Courtesy of Justin Hollar
School of Seven Bells has a few meanings. It’s a band, and it’s a pick-pocketing school, according to Alejandra Deheza. Or the latter could just be a South American urban myth.
Regardless, Deheza has her own School of Seven Bells and it’s no myth. It formed in 2007.
The band is scheduled to perform 9 p.m. Saturday at the Wexner Center for the Arts’ Performance Space.
Deheza, lead vocalist and guitarist for the group, first caught word of School of Seven Bells when watching a PBS documentary that touched on a pick-pocketing school in South America.
“The final exam was basically seven items in seven pockets with seven bells. Whoever lifted each item without ringing the bells graduated; I thought that was really cool,” Deheza said. “I heard that name and immediately I was like, ‘That sounds like a band. I have to start a band called School of Seven Bells.'”
She said after watching the PBS documentary, she immediately Googled the school and came across about three articles on it, some of which deemed it an urban myth. Deheza doesn’t want to believe that though.
“Maybe it’s real,” she said of the school. “I don’t really want to know if it isn’t.”
The New York-based group came together as somewhat of a merger of two bands, Deheza and her twin sister Claudia Deheza from On!Air!Library! and Ben Curtis of The Secret Machines.
Upon the band’s formation, Alejandra Deheza said her aim was to produce a sound for School of Seven Bells that set itself apart from bands they’d previously played in.
“I wanted to write vocals and write lyrics that had to do specifically with School of Seven Bells,” Alejandra Deheza said. “I was really trying, in the beginning anyway, to not do what I had done before. Not for any reason to dismiss it or anything. I just wanted to evolve.”
Evolving, she said is one of the most important things to her as a musician.

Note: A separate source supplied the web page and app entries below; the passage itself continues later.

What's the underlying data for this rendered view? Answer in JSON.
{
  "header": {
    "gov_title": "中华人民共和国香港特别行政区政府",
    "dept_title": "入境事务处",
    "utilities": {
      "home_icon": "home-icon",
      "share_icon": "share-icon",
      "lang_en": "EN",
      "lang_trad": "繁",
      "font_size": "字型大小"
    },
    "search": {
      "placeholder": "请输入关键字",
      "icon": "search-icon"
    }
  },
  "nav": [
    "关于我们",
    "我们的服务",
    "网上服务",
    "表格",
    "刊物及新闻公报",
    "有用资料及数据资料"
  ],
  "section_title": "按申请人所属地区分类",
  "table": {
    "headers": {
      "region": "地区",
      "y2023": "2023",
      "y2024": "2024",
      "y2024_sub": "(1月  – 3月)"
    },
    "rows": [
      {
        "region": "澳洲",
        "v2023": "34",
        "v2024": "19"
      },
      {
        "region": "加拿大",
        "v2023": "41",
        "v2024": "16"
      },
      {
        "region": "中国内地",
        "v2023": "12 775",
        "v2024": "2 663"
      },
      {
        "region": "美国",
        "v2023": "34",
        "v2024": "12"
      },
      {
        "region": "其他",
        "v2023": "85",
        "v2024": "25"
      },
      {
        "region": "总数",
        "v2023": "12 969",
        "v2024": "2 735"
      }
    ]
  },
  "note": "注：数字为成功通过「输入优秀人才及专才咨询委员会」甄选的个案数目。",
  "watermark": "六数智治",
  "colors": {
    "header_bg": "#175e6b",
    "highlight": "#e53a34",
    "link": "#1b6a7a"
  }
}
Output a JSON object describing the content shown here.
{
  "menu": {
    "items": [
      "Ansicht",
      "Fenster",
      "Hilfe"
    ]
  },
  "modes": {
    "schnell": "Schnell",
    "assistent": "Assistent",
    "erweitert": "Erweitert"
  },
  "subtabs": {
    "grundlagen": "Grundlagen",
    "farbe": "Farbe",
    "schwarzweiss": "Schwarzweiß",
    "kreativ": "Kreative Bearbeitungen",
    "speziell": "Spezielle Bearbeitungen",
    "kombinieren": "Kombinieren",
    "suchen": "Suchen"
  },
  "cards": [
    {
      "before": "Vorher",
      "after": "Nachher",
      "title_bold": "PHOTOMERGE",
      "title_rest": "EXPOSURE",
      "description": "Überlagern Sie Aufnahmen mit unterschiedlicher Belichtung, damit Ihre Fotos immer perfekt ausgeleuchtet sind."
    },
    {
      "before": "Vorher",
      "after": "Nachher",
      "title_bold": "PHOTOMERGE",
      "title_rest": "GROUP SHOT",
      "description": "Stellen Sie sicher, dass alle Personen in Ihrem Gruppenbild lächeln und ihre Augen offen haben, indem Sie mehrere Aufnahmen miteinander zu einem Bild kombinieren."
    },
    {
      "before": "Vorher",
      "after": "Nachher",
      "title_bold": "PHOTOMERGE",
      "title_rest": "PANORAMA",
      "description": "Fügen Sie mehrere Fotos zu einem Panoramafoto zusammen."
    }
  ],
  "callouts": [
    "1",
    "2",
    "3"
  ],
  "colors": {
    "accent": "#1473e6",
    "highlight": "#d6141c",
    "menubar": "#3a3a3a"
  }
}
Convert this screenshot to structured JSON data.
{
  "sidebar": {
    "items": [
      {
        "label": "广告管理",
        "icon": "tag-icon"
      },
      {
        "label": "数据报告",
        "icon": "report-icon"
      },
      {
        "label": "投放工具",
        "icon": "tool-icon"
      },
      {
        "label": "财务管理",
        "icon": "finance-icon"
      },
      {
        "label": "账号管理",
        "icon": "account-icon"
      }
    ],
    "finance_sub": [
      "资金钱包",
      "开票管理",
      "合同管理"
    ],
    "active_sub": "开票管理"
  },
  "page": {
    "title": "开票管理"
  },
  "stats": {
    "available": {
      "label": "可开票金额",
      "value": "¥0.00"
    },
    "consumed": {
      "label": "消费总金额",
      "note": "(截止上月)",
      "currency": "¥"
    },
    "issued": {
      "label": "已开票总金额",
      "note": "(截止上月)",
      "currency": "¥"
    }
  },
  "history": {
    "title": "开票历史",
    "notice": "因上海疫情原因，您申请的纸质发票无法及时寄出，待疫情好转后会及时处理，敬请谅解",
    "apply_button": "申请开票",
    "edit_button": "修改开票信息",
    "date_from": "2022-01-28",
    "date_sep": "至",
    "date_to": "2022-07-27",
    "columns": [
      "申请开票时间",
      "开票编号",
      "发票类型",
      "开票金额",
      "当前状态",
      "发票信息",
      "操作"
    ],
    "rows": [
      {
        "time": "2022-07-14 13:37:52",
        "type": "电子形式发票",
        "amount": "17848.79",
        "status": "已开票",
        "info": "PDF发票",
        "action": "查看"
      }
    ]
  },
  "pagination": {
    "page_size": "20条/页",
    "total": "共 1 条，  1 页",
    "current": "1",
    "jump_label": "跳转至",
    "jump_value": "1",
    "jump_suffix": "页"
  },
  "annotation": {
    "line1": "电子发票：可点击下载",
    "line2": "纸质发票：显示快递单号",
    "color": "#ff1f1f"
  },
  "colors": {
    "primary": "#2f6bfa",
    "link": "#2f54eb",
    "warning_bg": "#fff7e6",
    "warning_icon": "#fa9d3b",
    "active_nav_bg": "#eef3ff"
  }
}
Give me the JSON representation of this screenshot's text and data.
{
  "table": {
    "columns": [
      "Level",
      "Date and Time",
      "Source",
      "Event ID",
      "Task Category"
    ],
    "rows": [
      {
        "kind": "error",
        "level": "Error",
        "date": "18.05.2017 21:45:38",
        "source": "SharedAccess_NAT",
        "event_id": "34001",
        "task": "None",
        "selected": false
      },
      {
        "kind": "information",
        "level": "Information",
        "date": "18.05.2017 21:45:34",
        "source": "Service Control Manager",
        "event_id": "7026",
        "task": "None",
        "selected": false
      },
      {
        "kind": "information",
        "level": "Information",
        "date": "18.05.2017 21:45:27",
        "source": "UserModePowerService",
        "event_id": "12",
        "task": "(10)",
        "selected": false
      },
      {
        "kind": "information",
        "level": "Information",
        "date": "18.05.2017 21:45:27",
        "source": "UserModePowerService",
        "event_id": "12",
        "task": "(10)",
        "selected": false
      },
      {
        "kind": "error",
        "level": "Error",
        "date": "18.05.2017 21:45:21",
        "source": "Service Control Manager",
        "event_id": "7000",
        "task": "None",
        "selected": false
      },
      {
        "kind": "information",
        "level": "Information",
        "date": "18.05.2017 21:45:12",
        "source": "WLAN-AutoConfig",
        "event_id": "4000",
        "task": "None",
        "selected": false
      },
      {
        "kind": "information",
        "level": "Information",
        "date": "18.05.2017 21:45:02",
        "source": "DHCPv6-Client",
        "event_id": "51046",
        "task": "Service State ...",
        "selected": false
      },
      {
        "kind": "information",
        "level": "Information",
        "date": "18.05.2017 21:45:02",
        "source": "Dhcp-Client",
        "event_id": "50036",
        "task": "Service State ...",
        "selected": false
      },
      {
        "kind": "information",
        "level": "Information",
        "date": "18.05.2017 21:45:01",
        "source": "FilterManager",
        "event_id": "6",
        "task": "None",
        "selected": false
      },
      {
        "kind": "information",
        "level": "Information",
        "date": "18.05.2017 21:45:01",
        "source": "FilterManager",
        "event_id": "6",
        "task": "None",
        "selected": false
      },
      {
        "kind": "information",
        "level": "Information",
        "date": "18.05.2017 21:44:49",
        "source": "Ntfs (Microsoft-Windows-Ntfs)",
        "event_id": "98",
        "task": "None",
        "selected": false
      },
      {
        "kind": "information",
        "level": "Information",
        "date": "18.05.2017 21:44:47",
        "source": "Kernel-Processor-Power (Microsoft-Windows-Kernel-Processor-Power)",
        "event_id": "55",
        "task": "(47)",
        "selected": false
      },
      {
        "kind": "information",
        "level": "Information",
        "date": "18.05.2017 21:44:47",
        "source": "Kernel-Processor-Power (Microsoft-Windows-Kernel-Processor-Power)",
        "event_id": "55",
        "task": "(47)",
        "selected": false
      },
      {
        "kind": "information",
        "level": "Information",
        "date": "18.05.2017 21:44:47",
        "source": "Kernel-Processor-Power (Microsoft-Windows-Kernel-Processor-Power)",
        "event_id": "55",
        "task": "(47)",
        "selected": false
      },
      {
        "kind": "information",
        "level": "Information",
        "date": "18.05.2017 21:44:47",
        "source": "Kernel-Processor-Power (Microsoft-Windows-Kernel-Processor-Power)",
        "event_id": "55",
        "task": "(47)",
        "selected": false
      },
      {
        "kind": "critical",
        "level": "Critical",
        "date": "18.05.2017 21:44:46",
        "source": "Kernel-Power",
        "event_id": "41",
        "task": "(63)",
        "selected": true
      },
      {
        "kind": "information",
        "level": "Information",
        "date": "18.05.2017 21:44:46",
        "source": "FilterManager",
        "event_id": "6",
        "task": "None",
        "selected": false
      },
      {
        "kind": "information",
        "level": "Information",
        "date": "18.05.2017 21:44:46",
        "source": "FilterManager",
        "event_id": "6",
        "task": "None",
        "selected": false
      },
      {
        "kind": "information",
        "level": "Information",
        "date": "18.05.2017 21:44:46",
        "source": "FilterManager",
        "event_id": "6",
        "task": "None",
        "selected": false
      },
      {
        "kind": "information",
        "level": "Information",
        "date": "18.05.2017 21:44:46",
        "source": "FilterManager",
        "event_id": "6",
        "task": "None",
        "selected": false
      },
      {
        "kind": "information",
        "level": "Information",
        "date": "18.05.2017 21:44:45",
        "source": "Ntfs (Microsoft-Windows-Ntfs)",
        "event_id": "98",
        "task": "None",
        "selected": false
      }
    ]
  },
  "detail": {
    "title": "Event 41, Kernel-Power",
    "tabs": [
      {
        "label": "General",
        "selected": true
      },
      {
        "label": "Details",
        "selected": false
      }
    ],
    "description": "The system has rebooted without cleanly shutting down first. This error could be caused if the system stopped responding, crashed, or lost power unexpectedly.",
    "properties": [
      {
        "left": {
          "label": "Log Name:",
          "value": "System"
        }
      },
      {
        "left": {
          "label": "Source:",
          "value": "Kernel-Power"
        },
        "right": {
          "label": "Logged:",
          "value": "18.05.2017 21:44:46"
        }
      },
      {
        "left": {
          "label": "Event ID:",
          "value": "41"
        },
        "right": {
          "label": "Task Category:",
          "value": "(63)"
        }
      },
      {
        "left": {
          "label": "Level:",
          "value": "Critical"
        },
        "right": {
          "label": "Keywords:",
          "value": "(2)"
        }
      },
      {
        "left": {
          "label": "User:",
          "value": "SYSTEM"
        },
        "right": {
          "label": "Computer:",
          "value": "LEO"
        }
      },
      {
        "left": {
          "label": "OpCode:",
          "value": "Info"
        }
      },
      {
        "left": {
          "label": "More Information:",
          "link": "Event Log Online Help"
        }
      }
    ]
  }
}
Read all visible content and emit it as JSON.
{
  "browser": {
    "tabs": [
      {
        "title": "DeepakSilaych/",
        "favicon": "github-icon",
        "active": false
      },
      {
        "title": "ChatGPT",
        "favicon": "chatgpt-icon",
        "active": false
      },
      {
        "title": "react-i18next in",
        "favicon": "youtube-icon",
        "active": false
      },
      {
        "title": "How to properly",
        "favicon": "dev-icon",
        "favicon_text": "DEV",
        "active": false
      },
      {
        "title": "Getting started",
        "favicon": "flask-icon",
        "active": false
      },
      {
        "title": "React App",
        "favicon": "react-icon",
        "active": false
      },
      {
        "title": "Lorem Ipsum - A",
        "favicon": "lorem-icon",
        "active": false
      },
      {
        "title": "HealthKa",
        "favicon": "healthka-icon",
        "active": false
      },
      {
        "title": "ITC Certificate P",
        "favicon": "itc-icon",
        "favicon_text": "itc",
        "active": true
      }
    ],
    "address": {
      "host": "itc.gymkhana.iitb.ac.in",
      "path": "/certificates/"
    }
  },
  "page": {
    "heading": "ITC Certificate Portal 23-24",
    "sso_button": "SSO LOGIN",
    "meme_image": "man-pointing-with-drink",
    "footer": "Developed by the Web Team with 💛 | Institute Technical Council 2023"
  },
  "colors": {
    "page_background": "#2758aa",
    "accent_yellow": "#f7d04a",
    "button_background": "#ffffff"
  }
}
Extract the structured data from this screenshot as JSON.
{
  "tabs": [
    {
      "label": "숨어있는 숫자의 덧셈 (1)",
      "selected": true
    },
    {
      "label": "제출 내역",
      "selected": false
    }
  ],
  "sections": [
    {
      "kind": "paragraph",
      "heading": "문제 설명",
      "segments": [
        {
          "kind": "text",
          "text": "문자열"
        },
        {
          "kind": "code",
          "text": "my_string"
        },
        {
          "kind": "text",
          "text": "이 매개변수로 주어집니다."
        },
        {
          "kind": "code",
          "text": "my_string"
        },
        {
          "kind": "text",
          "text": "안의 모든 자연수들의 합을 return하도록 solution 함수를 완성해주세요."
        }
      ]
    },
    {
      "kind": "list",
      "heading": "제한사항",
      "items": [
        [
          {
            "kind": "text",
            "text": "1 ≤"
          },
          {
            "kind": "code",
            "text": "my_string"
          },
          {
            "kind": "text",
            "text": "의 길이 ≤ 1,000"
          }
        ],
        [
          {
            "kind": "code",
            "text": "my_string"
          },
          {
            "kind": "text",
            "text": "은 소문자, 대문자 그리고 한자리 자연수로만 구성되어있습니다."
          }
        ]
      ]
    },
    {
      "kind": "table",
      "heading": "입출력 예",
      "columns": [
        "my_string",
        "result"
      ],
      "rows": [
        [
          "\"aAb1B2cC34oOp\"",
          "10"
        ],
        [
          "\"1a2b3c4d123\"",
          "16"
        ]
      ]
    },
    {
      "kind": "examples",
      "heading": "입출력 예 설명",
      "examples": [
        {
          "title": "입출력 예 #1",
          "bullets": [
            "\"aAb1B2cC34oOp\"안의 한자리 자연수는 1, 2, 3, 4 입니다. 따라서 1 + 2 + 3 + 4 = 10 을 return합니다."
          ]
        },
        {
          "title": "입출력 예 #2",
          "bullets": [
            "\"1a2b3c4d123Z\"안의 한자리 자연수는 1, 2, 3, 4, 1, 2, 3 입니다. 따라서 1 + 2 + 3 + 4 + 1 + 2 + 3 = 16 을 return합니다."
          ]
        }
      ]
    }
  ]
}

And when Claudia Deheza left the band in 2010 for personal reasons, Alejandra Deheza said her sister’s move offered another opportunity for the band to evolve.
The absence of Claudia Deheza hasn’t taken a toll on the band’s production or songwriting though, Alejandra Deheza said, because she and Curtis mostly took the lead on those.
The band released its first album as a duo, titled “Ghostory,” in February. Alejandra Deheza said it’s almost troubling to classify what genre School of Seven Bells is because it’s evolved exponentially, not only in going from a trio to a duo, but since its debut album “Alpinisms,” which was released in 2008.
“We’ve pretty much changed from record to record,” she said. “Who wants to do the same thing over and over again? For us I think it’s the only way that we can do what we do as constantly as we do is to constantly keep challenging ourselves and just kind of change it up a little bit.”
Identifying its music as “textual” and “colorful” with elements of rock and electronic, she also said there is pop in the band’s tunes.
Chuck Helm, director of performing arts at the Wexner Center, labeled the band as “dream pop.”
“There’s an atmospheric sense to the music. The lyrics also have this sort of dreamy quality and yet (Alejandra Deheza’s) vocals have kind of an interesting texture,” Helm said. He also said School of Seven Bells is performing at the Wexner Center as part of its Next @ Wex series, which spotlights indie or electronic bands.
“I felt that this band, School of Seven Bells, definitely set within that,” Helm said. He added when The Secret Machines played as part of Next @ Wex a few years ago it sold out, so he’s expecting heavy attendance for Saturday’s show as well.
Kyle Siegrist, manager of Lost Weekend Records, located at 2960 N. High St., said he’s restocking “Ghostory” in preparation for School of Seven Bells’ stop in Columbus. Siegrist also said Lost Weekend’s rock and electronic albums, similar to School of Seven Bells or The Secret Machines’ sounds, have sales on the upswing right now, due in part to what he says is
Columbus and Ohio State being open to a variety of musical genres.
“Ohio State’s probably good for everything because it’s such a big school,” Siegrist said. “I think they support about anything pretty much.”
And Alejandra Deheza said as long as the support is around, School of Seven Bells will be too.
“I think that the key to the longevity thing is just to keep changing, keep evolving, keep exploring musically,” Alejandra Deheza said. “I love doing what we do and I’ll do it for as long as we can.”
Tickets are $12 and can be purchased at the Wexner’s Center’s ticket office or website at wexarts.org.